[Supplied information]
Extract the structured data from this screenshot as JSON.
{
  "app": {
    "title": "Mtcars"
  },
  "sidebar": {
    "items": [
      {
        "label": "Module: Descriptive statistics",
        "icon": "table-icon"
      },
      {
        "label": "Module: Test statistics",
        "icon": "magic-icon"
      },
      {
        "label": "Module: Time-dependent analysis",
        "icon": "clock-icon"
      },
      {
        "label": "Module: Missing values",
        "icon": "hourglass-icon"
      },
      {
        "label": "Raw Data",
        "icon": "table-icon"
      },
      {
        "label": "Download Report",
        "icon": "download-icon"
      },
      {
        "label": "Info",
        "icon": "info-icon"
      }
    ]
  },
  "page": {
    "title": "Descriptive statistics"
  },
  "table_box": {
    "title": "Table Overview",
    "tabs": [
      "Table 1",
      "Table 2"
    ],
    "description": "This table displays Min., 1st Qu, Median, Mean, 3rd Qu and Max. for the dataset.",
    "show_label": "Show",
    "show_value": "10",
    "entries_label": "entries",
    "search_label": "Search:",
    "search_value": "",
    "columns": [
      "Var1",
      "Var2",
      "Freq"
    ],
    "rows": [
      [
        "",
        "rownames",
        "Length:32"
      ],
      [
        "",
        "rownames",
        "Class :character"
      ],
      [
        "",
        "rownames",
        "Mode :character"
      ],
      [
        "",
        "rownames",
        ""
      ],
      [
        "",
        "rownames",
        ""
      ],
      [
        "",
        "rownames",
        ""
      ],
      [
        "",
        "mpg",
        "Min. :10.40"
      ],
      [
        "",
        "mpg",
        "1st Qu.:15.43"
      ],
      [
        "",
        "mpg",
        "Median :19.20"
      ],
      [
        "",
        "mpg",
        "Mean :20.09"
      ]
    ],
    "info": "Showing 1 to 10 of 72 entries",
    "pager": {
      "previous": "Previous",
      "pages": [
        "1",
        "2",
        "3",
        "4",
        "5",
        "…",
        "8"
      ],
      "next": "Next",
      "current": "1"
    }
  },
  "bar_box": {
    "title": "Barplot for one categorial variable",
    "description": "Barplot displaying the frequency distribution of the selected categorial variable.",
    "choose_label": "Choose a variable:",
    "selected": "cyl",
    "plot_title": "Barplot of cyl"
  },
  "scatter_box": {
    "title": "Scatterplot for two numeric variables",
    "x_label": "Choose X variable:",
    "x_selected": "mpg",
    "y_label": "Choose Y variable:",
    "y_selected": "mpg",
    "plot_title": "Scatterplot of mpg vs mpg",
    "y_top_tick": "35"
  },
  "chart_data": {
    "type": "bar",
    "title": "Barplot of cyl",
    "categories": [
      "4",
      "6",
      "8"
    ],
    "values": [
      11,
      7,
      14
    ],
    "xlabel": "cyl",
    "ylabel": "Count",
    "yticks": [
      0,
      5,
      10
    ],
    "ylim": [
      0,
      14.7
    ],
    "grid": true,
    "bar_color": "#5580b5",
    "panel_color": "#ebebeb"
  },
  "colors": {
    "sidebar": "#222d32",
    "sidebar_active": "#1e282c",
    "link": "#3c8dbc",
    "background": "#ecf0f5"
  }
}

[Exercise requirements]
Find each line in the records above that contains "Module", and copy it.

[Written solution]
        "label": "Module: Descriptive statistics",
        "label": "Module: Test statistics",
        "label": "Module: Time-dependent analysis",
        "label": "Module: Missing values",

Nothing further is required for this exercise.